= EXERCISE MATERIALS =
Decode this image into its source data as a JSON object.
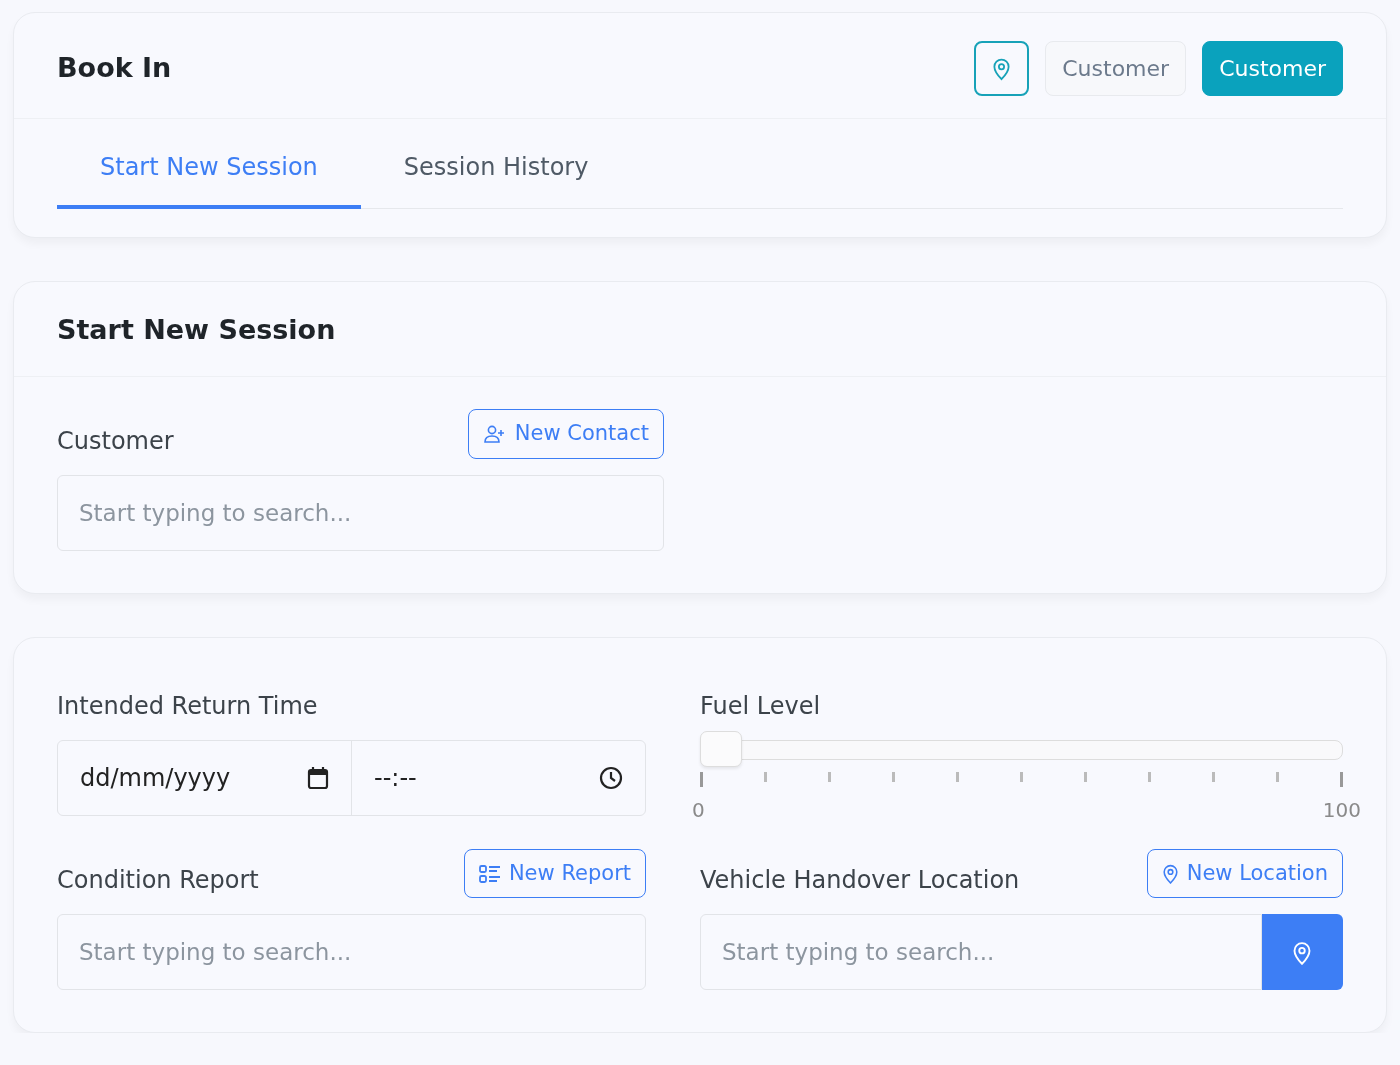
{
  "header": {
    "title": "Book In",
    "buttons": [
      {
        "kind": "icon"
      },
      {
        "kind": "light",
        "label": "Customer"
      },
      {
        "kind": "primary",
        "label": "Customer"
      }
    ]
  },
  "tabs": [
    {
      "label": "Start New Session",
      "selected": true
    },
    {
      "label": "Session History",
      "selected": false
    }
  ],
  "session_card": {
    "title": "Start New Session",
    "customer": {
      "label": "Customer",
      "button": "New Contact",
      "placeholder": "Start typing to search..."
    }
  },
  "details_card": {
    "return_time": {
      "label": "Intended Return Time",
      "date_value": "dd/mm/yyyy",
      "time_value": "--:--"
    },
    "fuel": {
      "label": "Fuel Level",
      "level": 0,
      "min_label": "0",
      "max_label": "100"
    },
    "condition": {
      "label": "Condition Report",
      "button": "New Report",
      "placeholder": "Start typing to search..."
    },
    "location": {
      "label": "Vehicle Handover Location",
      "button": "New Location",
      "placeholder": "Start typing to search..."
    }
  }
}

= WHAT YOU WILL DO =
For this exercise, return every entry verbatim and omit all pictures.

= RESPONSE TO THE TASK =
Decode this image into its source data as a JSON object.
{
  "header": {
    "title": "Book In",
    "buttons": [
      {
        "kind": "icon"
      },
      {
        "kind": "light",
        "label": "Customer"
      },
      {
        "kind": "primary",
        "label": "Customer"
      }
    ]
  },
  "tabs": [
    {
      "label": "Start New Session",
      "selected": true
    },
    {
      "label": "Session History",
      "selected": false
    }
  ],
  "session_card": {
    "title": "Start New Session",
    "customer": {
      "label": "Customer",
      "button": "New Contact",
      "placeholder": "Start typing to search..."
    }
  },
  "details_card": {
    "return_time": {
      "label": "Intended Return Time",
      "date_value": "dd/mm/yyyy",
      "time_value": "--:--"
    },
    "fuel": {
      "label": "Fuel Level",
      "level": 0,
      "min_label": "0",
      "max_label": "100"
    },
    "condition": {
      "label": "Condition Report",
      "button": "New Report",
      "placeholder": "Start typing to search..."
    },
    "location": {
      "label": "Vehicle Handover Location",
      "button": "New Location",
      "placeholder": "Start typing to search..."
    }
  }
}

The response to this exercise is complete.